A key component of ImpactModelling
. These two pages constitute the best introduction until we RefactorMercilessly
summarises the basic idea well when he says towards the end of IsXpSynergistic
- "I think you are right that 100 percent XP pops you into 100 percent value, which to me is defined as being entirely successful at executing the vision of your project."
A single success statement attempts to model just one aspect of what the customer would view as success at some time in the future. We use Philip's scale, with 100 meaning complete success. You can use values of less than a hundred for partial success or more for mega-success. (Maybe for PhilipEskelin
200 would stand for being taken out for a celebration meal at Smith and Wollensky's with a price tag of over $500 - see the second section of NonlinearityOfXp
A success statement is parameterised (crucially) by the time by which the stated objectives would have to be met to attain the given level of success and the customer/department that would assign this particular success value (so it's all about human perception - woolly but perhaps not that unimportant).
aims to transform the traditional, bogus FixedRequirementsForWayOffInTheFuture?
into a dynamic SetOfSuccessStatements?
relating different possibilities for success over different timescales. This becomes the foundation for EvolutionaryDelivery
of any description, consistent with the SoftwareManagementManifesto
. And certainly, as Philip says, it's the foundation for case by case selection of which subset or superset of XP practices, and indeed which software languages and tools are needed for success.
As with everything else we apply the DocumentToDeliver
principle to all this - do only as much impact and other modelling as is needed to deliver the next success. This is our answer to the BeancountersWetDream
objection of JohnFarrell
As a project's aims are better and better understood what we are ultimately looking for is a Scoop
- a delivery of very high business value
- that emerges suddenly from a well managed, even boring evolutionary process (like a hungry journalist in a well run newspaper recognises a scoop when he sees one)
- whose success statement and definition can be "scribbled" or alternatively "specified completely" on one page
- that can be implemented in a day to a week (because the code is well factored, UnitTested and so ready for the challenge - see ExtremeNormalForm)
- using what will seem to users to be SuperChargedObjectOrientedProgramming (the marketing boys were working overtime here but the point is, as TomGilb says, that the end user is only valid judge of productivity. "How delighted do you want me to be?" as a manager in a major bank in the UK once asked me.)
The journalistic analogy is deliberate and turns out to be pretty helpful in other ways (except that in the UK the writers are called hacks
!). It was developed quite independently from that WardCunningham
fellow who contributed to DisciplineEnvy
a few years back now.
This is our key motivation for stuff like UnitTest
s and RefactorMercilessly
during the hard times.
Thanks especially to DannyCoward
now of J
avaSoft for co-development of the Scoop concept one rainy London day.
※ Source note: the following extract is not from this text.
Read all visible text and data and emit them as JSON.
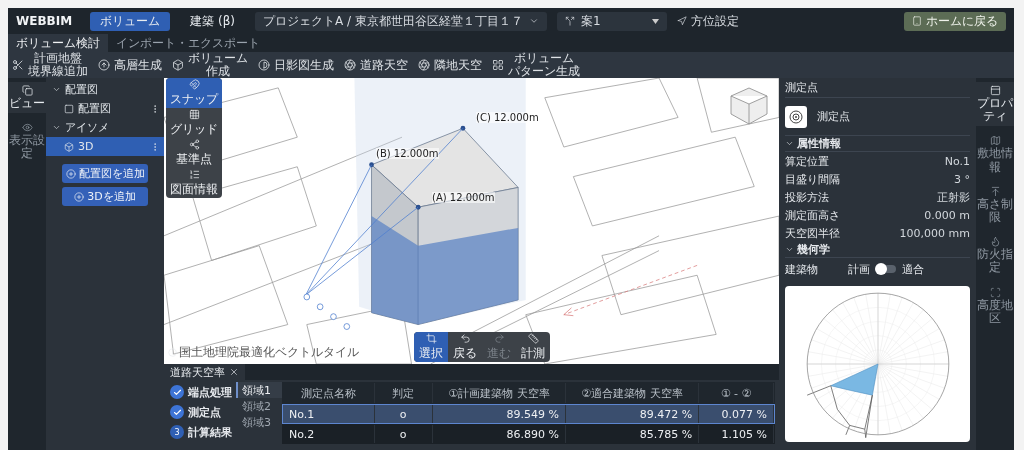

It started playing around with the old Java coffee analogies but happily improved from there.
Illustrations of what constitute success have been included in a web site called SuccessfulDotCom?
. A strategy termed 3.5.7 is introduced via a powerpoint presentation. Well worth the visit - http://www.successful.com/australia.ppt